**Data for analysis:**
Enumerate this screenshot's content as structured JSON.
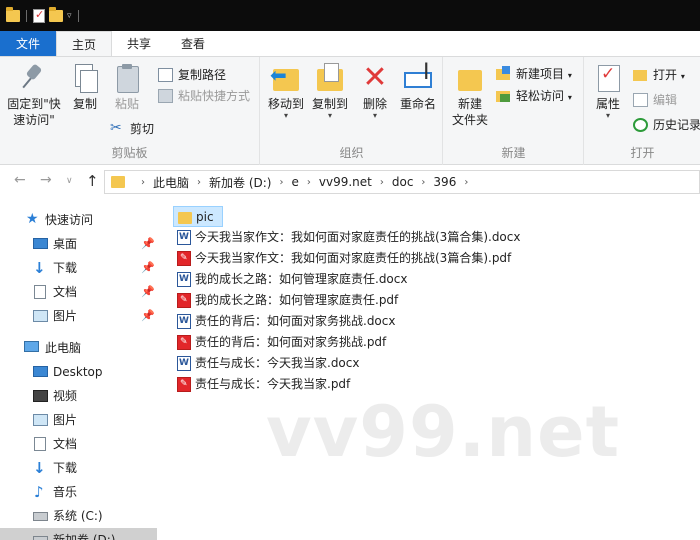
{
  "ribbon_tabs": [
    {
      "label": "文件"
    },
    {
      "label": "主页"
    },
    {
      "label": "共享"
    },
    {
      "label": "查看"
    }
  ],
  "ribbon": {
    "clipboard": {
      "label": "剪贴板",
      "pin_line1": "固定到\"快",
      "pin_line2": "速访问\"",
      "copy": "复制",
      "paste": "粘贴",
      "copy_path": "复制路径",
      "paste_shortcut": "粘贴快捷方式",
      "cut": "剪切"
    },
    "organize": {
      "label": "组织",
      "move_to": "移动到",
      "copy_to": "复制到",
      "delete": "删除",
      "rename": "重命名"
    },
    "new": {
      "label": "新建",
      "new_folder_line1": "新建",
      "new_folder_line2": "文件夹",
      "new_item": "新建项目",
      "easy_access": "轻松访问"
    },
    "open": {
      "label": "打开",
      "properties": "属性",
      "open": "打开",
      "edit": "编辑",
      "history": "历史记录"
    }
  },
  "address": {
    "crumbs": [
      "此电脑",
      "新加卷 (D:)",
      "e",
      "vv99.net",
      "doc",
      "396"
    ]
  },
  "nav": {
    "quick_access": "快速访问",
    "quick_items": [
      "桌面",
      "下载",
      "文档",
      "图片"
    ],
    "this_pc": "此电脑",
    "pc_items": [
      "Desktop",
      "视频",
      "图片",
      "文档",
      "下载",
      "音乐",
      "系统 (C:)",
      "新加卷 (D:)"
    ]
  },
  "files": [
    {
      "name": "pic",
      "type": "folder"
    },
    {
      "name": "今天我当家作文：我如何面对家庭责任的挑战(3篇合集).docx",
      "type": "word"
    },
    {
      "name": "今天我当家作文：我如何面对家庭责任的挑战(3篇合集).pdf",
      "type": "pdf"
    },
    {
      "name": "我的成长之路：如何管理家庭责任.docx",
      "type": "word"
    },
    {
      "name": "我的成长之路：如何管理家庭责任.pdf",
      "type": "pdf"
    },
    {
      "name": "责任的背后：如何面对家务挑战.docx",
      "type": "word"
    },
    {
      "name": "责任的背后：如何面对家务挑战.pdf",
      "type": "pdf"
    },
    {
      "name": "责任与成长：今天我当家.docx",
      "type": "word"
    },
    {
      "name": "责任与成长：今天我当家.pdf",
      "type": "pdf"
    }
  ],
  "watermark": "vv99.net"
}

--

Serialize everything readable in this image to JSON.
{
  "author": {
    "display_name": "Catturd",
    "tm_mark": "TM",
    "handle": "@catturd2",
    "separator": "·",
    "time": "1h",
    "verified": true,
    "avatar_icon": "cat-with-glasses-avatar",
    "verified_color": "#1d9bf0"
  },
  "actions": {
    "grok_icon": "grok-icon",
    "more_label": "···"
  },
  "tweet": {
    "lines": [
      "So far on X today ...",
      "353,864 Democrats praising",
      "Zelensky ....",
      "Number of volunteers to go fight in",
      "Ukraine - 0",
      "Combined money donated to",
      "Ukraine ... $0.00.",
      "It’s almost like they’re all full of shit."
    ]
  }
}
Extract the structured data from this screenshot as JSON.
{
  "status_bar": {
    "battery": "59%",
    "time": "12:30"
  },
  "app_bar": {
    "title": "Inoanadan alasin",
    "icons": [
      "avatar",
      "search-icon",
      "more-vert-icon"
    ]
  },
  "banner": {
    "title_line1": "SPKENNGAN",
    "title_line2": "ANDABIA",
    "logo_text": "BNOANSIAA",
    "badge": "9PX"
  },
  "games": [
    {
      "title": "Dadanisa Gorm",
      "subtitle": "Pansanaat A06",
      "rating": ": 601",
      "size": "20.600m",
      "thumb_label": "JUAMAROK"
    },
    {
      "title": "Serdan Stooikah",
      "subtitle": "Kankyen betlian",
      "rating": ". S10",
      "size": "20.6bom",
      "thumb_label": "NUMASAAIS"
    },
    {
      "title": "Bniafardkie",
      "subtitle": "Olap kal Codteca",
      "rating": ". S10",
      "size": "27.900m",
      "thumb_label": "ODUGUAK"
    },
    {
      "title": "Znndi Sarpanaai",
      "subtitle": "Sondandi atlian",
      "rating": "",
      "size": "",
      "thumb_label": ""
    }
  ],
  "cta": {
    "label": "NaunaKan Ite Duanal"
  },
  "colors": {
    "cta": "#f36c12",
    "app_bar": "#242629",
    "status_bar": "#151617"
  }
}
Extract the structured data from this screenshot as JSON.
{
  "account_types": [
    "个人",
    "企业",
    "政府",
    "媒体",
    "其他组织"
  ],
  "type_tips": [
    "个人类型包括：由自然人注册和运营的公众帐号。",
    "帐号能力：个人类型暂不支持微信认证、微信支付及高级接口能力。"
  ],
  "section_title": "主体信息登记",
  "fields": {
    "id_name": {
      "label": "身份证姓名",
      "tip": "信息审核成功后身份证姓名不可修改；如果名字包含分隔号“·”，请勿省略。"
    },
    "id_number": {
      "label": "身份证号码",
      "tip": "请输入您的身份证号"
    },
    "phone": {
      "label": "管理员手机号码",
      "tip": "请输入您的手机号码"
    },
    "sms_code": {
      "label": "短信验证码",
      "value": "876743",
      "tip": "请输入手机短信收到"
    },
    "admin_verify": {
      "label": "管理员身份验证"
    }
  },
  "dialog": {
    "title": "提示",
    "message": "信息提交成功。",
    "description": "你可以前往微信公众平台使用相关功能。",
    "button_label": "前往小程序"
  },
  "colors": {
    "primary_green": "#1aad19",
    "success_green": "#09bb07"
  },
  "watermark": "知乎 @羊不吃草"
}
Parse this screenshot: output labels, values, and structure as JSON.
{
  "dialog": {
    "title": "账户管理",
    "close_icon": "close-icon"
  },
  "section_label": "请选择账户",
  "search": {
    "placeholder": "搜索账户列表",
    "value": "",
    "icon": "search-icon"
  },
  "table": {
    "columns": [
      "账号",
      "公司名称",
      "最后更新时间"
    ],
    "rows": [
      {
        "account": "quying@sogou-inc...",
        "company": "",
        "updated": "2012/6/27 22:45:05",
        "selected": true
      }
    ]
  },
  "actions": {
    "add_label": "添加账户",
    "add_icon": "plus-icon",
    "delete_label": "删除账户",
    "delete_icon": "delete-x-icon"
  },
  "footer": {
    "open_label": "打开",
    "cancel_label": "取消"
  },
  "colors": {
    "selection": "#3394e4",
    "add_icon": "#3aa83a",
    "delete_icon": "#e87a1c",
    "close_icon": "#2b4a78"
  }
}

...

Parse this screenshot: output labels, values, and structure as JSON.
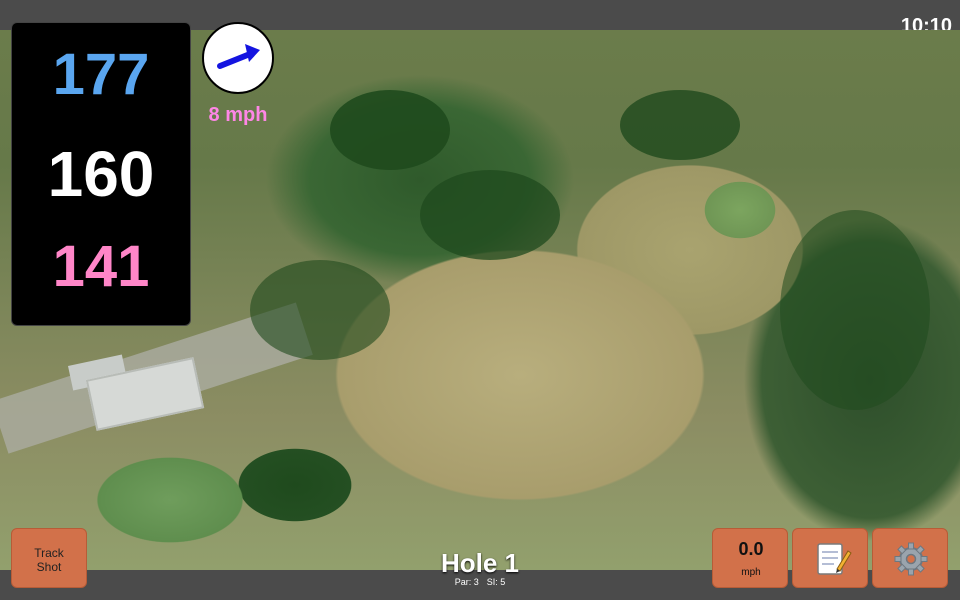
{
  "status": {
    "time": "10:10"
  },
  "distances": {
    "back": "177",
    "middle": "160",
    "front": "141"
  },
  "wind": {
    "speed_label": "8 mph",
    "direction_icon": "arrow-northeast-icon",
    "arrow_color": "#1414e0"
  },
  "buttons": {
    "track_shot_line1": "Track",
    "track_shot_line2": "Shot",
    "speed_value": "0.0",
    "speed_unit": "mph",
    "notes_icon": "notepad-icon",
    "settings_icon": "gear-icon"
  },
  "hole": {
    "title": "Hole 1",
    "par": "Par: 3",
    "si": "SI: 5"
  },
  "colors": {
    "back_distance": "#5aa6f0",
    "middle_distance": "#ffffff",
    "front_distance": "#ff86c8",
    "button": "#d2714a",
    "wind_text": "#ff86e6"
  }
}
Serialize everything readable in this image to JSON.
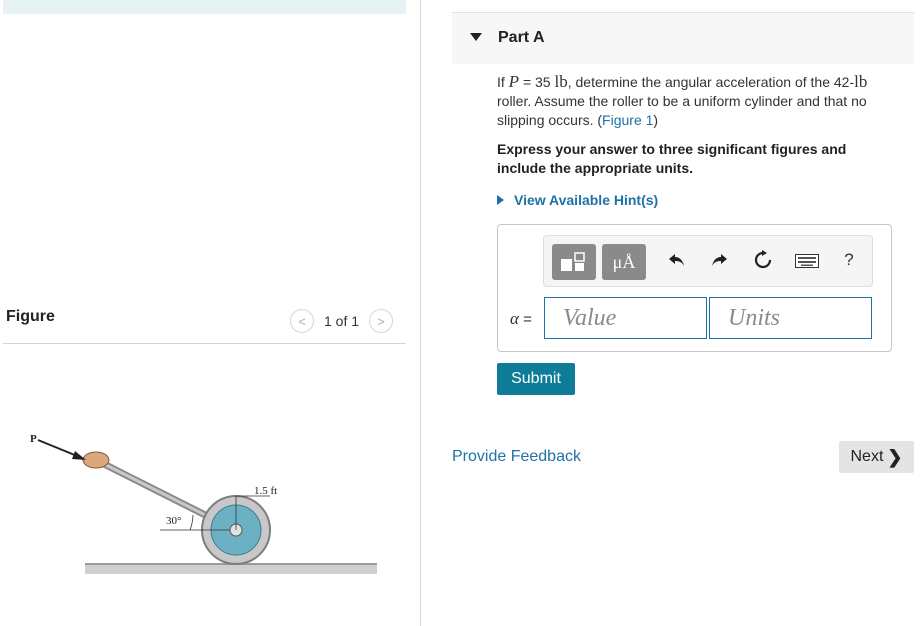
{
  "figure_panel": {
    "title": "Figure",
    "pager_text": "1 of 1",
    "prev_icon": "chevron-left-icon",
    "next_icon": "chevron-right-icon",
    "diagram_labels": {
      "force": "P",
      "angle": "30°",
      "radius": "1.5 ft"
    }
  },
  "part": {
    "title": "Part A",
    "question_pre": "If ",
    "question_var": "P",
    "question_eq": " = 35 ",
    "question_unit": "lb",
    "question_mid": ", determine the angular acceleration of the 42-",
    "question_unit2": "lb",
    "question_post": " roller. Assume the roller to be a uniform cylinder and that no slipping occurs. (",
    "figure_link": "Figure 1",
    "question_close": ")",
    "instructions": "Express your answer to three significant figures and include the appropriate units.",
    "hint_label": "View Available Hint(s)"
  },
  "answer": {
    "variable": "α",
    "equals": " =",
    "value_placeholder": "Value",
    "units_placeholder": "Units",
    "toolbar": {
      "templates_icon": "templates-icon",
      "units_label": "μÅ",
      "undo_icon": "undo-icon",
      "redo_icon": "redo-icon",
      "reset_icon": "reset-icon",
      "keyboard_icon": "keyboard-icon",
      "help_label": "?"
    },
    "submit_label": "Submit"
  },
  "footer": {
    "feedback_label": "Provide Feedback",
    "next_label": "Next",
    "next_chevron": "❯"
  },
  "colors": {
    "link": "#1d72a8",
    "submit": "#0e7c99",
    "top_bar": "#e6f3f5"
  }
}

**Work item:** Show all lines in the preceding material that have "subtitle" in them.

**Reply to the exercise:**
      "subtitle": "Pansanaat A06",
      "subtitle": "Kankyen betlian",
      "subtitle": "Olap kal Codteca",
      "subtitle": "Sondandi atlian",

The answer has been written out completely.